Records provided Start Marker

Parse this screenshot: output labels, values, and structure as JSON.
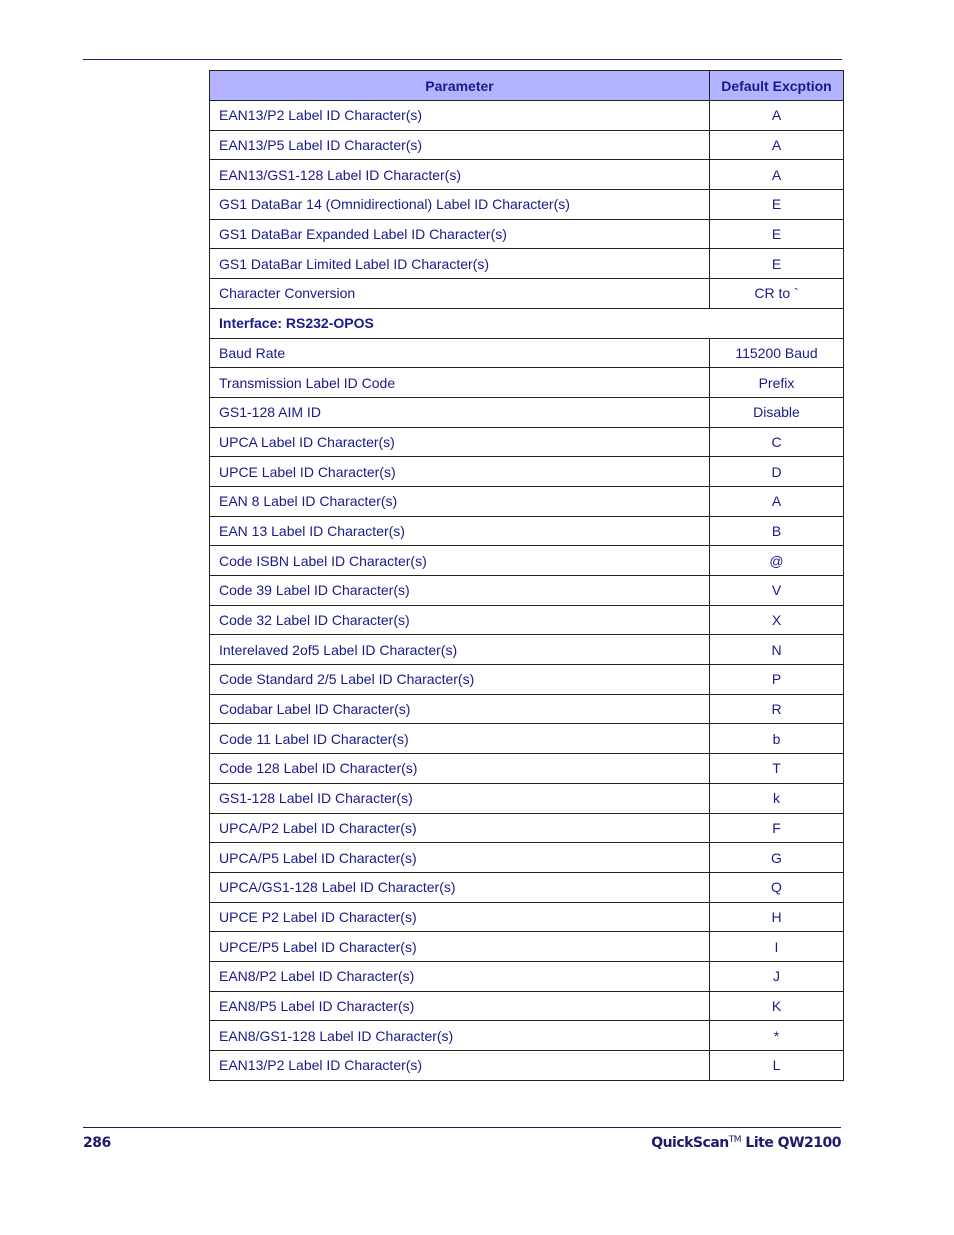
{
  "table": {
    "headers": [
      "Parameter",
      "Default Excption"
    ],
    "rows": [
      {
        "param": "EAN13/P2 Label ID Character(s)",
        "value": "A"
      },
      {
        "param": "EAN13/P5 Label ID Character(s)",
        "value": "A"
      },
      {
        "param": "EAN13/GS1-128 Label ID Character(s)",
        "value": "A"
      },
      {
        "param": "GS1 DataBar 14 (Omnidirectional) Label ID Character(s)",
        "value": "E"
      },
      {
        "param": "GS1 DataBar Expanded Label ID Character(s)",
        "value": "E"
      },
      {
        "param": "GS1 DataBar Limited Label ID Character(s)",
        "value": "E"
      },
      {
        "param": "Character Conversion",
        "value": "CR to `"
      },
      {
        "section": "Interface: RS232-OPOS"
      },
      {
        "param": "Baud Rate",
        "value": "115200 Baud"
      },
      {
        "param": "Transmission Label ID Code",
        "value": "Prefix"
      },
      {
        "param": "GS1-128 AIM ID",
        "value": "Disable"
      },
      {
        "param": "UPCA Label ID Character(s)",
        "value": "C"
      },
      {
        "param": "UPCE Label ID Character(s)",
        "value": "D"
      },
      {
        "param": "EAN 8 Label ID Character(s)",
        "value": "A"
      },
      {
        "param": "EAN 13 Label ID Character(s)",
        "value": "B"
      },
      {
        "param": "Code ISBN Label ID Character(s)",
        "value": "@"
      },
      {
        "param": "Code 39 Label ID Character(s)",
        "value": "V"
      },
      {
        "param": "Code 32 Label ID Character(s)",
        "value": "X"
      },
      {
        "param": "Interelaved 2of5 Label ID Character(s)",
        "value": "N"
      },
      {
        "param": "Code Standard 2/5 Label ID Character(s)",
        "value": "P"
      },
      {
        "param": "Codabar Label ID Character(s)",
        "value": "R"
      },
      {
        "param": "Code 11 Label ID Character(s)",
        "value": "b"
      },
      {
        "param": "Code 128 Label ID Character(s)",
        "value": "T"
      },
      {
        "param": "GS1-128 Label ID Character(s)",
        "value": "k"
      },
      {
        "param": "UPCA/P2 Label ID Character(s)",
        "value": "F"
      },
      {
        "param": "UPCA/P5 Label ID Character(s)",
        "value": "G"
      },
      {
        "param": "UPCA/GS1-128 Label ID Character(s)",
        "value": "Q"
      },
      {
        "param": "UPCE P2 Label ID Character(s)",
        "value": "H"
      },
      {
        "param": "UPCE/P5 Label ID Character(s)",
        "value": "I"
      },
      {
        "param": "EAN8/P2 Label ID Character(s)",
        "value": "J"
      },
      {
        "param": "EAN8/P5 Label ID Character(s)",
        "value": "K"
      },
      {
        "param": "EAN8/GS1-128 Label ID Character(s)",
        "value": "*"
      },
      {
        "param": "EAN13/P2 Label ID Character(s)",
        "value": "L"
      }
    ]
  },
  "footer": {
    "page_number": "286",
    "title_main": "QuickScan",
    "title_tm": "TM",
    "title_rest": " Lite QW2100"
  },
  "colors": {
    "header_bg": "#b3b3ff",
    "text": "#1a1a8c"
  }
}
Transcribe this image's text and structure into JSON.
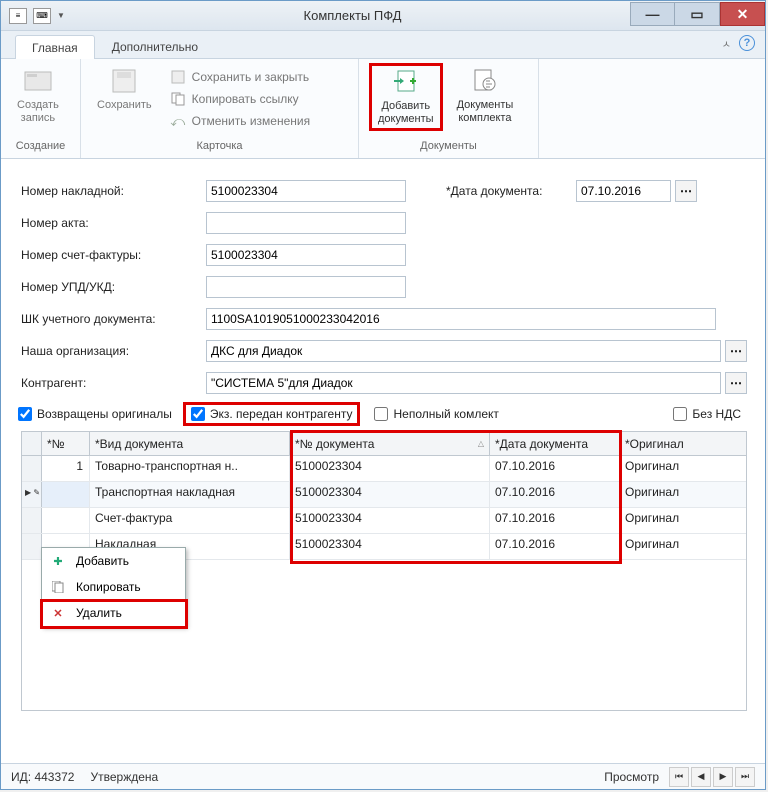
{
  "window": {
    "title": "Комплекты ПФД"
  },
  "tabs": {
    "main": "Главная",
    "extra": "Дополнительно"
  },
  "ribbon": {
    "group_create": "Создание",
    "group_card": "Карточка",
    "group_docs": "Документы",
    "create_entry": "Создать\nзапись",
    "save": "Сохранить",
    "save_close": "Сохранить и закрыть",
    "copy_link": "Копировать ссылку",
    "undo": "Отменить изменения",
    "add_doc": "Добавить\nдокументы",
    "set_docs": "Документы\nкомплекта"
  },
  "form": {
    "labels": {
      "invoice_no": "Номер накладной:",
      "act_no": "Номер акта:",
      "sf_no": "Номер счет-фактуры:",
      "upd_no": "Номер УПД/УКД:",
      "barcode": "ШК учетного документа:",
      "our_org": "Наша организация:",
      "counterparty": "Контрагент:",
      "doc_date": "*Дата документа:"
    },
    "values": {
      "invoice_no": "5100023304",
      "act_no": "",
      "sf_no": "5100023304",
      "upd_no": "",
      "barcode": "1100SA1019051000233042016",
      "our_org": "ДКС для Диадок",
      "counterparty": "\"СИСТЕМА 5\"для Диадок",
      "doc_date": "07.10.2016"
    }
  },
  "checks": {
    "originals_returned": "Возвращены оригиналы",
    "sent_to_cp": "Экз. передан контрагенту",
    "incomplete": "Неполный комлект",
    "no_vat": "Без НДС"
  },
  "grid": {
    "headers": {
      "no": "*№",
      "type": "*Вид документа",
      "docno": "*№ документа",
      "date": "*Дата документа",
      "orig": "*Оригинал"
    },
    "rows": [
      {
        "no": "1",
        "type": "Товарно-транспортная н..",
        "docno": "5100023304",
        "date": "07.10.2016",
        "orig": "Оригинал"
      },
      {
        "no": "",
        "type": "Транспортная накладная",
        "docno": "5100023304",
        "date": "07.10.2016",
        "orig": "Оригинал"
      },
      {
        "no": "",
        "type": "Счет-фактура",
        "docno": "5100023304",
        "date": "07.10.2016",
        "orig": "Оригинал"
      },
      {
        "no": "",
        "type": "Накладная",
        "docno": "5100023304",
        "date": "07.10.2016",
        "orig": "Оригинал"
      }
    ]
  },
  "context_menu": {
    "add": "Добавить",
    "copy": "Копировать",
    "delete": "Удалить"
  },
  "status": {
    "id_label": "ИД:",
    "id_value": "443372",
    "state": "Утверждена",
    "mode": "Просмотр"
  }
}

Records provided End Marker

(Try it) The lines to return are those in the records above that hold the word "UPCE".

(Exercise solution)
        "param": "UPCE Label ID Character(s)",
        "param": "UPCE P2 Label ID Character(s)",
        "param": "UPCE/P5 Label ID Character(s)",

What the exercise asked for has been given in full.